Benchmarking is the process of comparing the metrics, policies and procedures of an organization to other best-in-class industry participants. Benchmarking is often used by both internal and external parties of an organization. Here are two examples of benchmarking in practice:
- People Ops benchmark salary bands against companies in a similar industry, funding stage, and size to ensure their organization is in line with the competition.
- Investors benchmark the metrics of a potential opportunity to gauge its relative attractiveness.
Bills of Exchange
The term bill of exchange, also known as a ‘commercial bill’, requires one party to pay a fixed sum of money to another party on demand or at a predetermined date. Bills of exchange typically involve three parties—the drawee (who pays back the sum), and the drawer (who lent and is repaid the sum).
Binding agreements are legal contracts that can be enforced at both the federal and state level.
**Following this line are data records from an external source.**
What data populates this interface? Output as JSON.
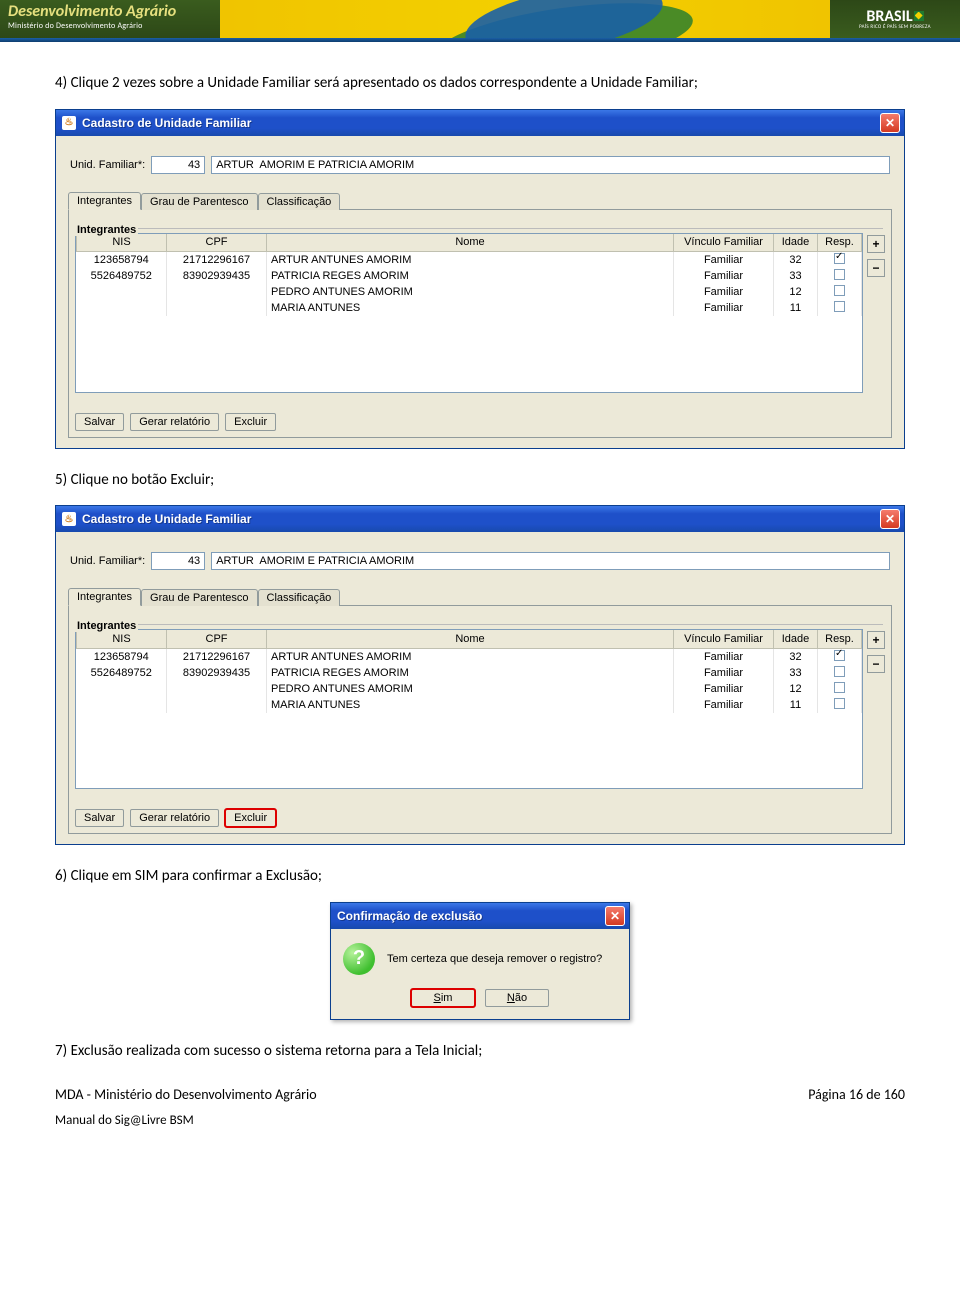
{
  "banner": {
    "title": "Desenvolvimento Agrário",
    "subtitle": "Ministério do Desenvolvimento Agrário",
    "logo_text": "BRASIL",
    "logo_tag": "PAÍS RICO É PAÍS SEM POBREZA"
  },
  "steps": {
    "s4_num": "4)",
    "s4_text": "Clique 2 vezes sobre a Unidade Familiar será apresentado os dados correspondente a Unidade Familiar;",
    "s5_num": "5)",
    "s5_text": "Clique no botão Excluir;",
    "s6_num": "6)",
    "s6_text": "Clique em SIM para confirmar a Exclusão;",
    "s7_num": "7)",
    "s7_text": "Exclusão realizada com sucesso o sistema retorna para a Tela Inicial;"
  },
  "window": {
    "title": "Cadastro de Unidade Familiar",
    "label_unid": "Unid. Familiar*:",
    "num_value": "43",
    "name_value": "ARTUR  AMORIM E PATRICIA AMORIM",
    "tabs": {
      "integrantes": "Integrantes",
      "grau": "Grau de Parentesco",
      "class": "Classificação"
    },
    "legend": "Integrantes",
    "columns": {
      "nis": "NIS",
      "cpf": "CPF",
      "nome": "Nome",
      "vinculo": "Vínculo Familiar",
      "idade": "Idade",
      "resp": "Resp."
    },
    "rows": [
      {
        "nis": "123658794",
        "cpf": "21712296167",
        "nome": "ARTUR ANTUNES AMORIM",
        "vinc": "Familiar",
        "idade": "32",
        "resp": true
      },
      {
        "nis": "5526489752",
        "cpf": "83902939435",
        "nome": "PATRICIA REGES AMORIM",
        "vinc": "Familiar",
        "idade": "33",
        "resp": false
      },
      {
        "nis": "",
        "cpf": "",
        "nome": "PEDRO ANTUNES AMORIM",
        "vinc": "Familiar",
        "idade": "12",
        "resp": false
      },
      {
        "nis": "",
        "cpf": "",
        "nome": "MARIA ANTUNES",
        "vinc": "Familiar",
        "idade": "11",
        "resp": false
      }
    ],
    "buttons": {
      "salvar": "Salvar",
      "relatorio": "Gerar relatório",
      "excluir": "Excluir"
    },
    "side": {
      "plus": "+",
      "minus": "−"
    }
  },
  "dialog": {
    "title": "Confirmação de exclusão",
    "msg": "Tem certeza que deseja remover o registro?",
    "sim": "Sim",
    "nao": "Não"
  },
  "footer": {
    "left": "MDA - Ministério do Desenvolvimento Agrário",
    "right": "Página 16 de 160",
    "manual": "Manual do Sig@Livre BSM"
  }
}
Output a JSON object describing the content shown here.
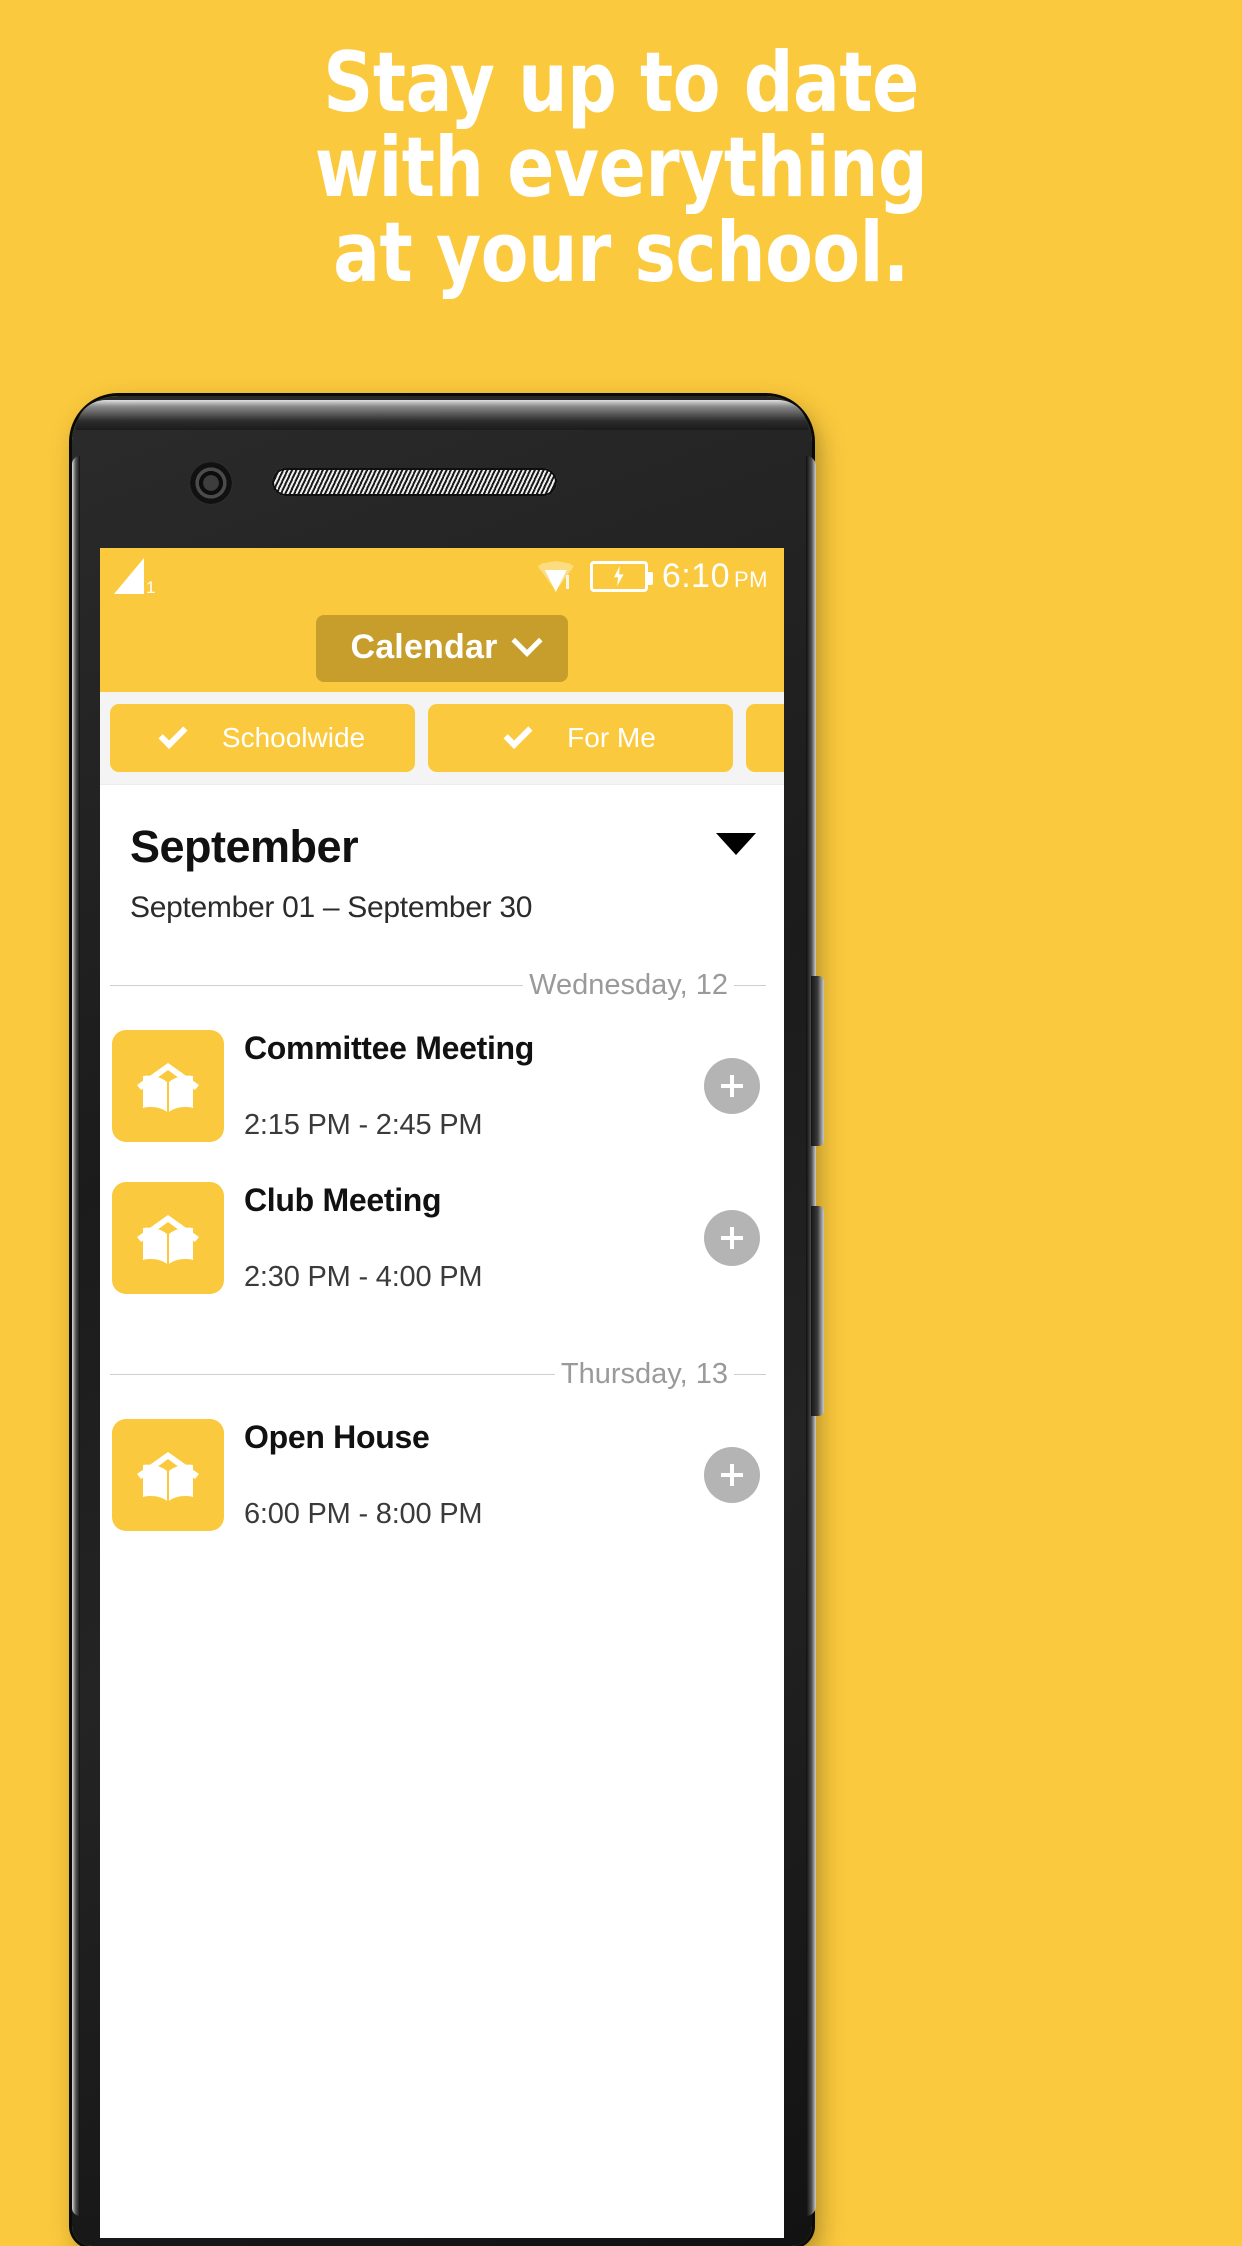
{
  "marketing": {
    "headline_lines": [
      "Stay up to date",
      "with everything",
      "at your school."
    ],
    "background_color": "#FBC93D",
    "headline_color": "#FFFFFF"
  },
  "phone": {
    "device_color": "#1b1b1b",
    "camera_icon": "front-camera",
    "speaker_icon": "earpiece-speaker"
  },
  "status_bar": {
    "signal_label": "1",
    "signal_icon": "cellular-signal-icon",
    "wifi_icon": "wifi-icon",
    "battery_icon": "battery-charging-icon",
    "time": "6:10",
    "ampm": "PM"
  },
  "appbar": {
    "title": "Calendar",
    "chevron_icon": "chevron-down-icon",
    "background": "#FBC93D",
    "button_background": "#C79E2B"
  },
  "filters": {
    "chips": [
      {
        "label": "Schoolwide",
        "checked": true,
        "check_icon": "check-icon"
      },
      {
        "label": "For Me",
        "checked": true,
        "check_icon": "check-icon"
      },
      {
        "label": "",
        "checked": false,
        "check_icon": "check-icon"
      }
    ]
  },
  "month": {
    "title": "September",
    "range": "September 01 – September 30",
    "caret_icon": "triangle-down-icon"
  },
  "days": [
    {
      "separator": "Wednesday, 12",
      "events": [
        {
          "title": "Committee Meeting",
          "time": "2:15 PM - 2:45 PM",
          "icon": "school-book-icon",
          "add_icon": "plus-icon"
        },
        {
          "title": "Club Meeting",
          "time": "2:30 PM - 4:00 PM",
          "icon": "school-book-icon",
          "add_icon": "plus-icon"
        }
      ]
    },
    {
      "separator": "Thursday, 13",
      "events": [
        {
          "title": "Open House",
          "time": "6:00 PM - 8:00 PM",
          "icon": "school-book-icon",
          "add_icon": "plus-icon"
        }
      ]
    }
  ],
  "colors": {
    "brand_yellow": "#FBC93D",
    "dark_gold": "#C79E2B",
    "text_dark": "#111111",
    "muted_gray": "#9A9A9A",
    "add_button_gray": "#B4B4B4"
  }
}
To be considered “binding” an agreement must meet the following criteria:
- Legality — The contract must align with all federal, state, and local laws.
- Consideration — The benefit that both parties receive from the agreement.
- Capacity — All parties must be in a position to legally sign the contract.
- Offer and acceptance — One party offers something and the other party must accept it.
- Mutuality — Both parties must have intentions to complete their obligations, and have an understanding that they will be bound by the contract.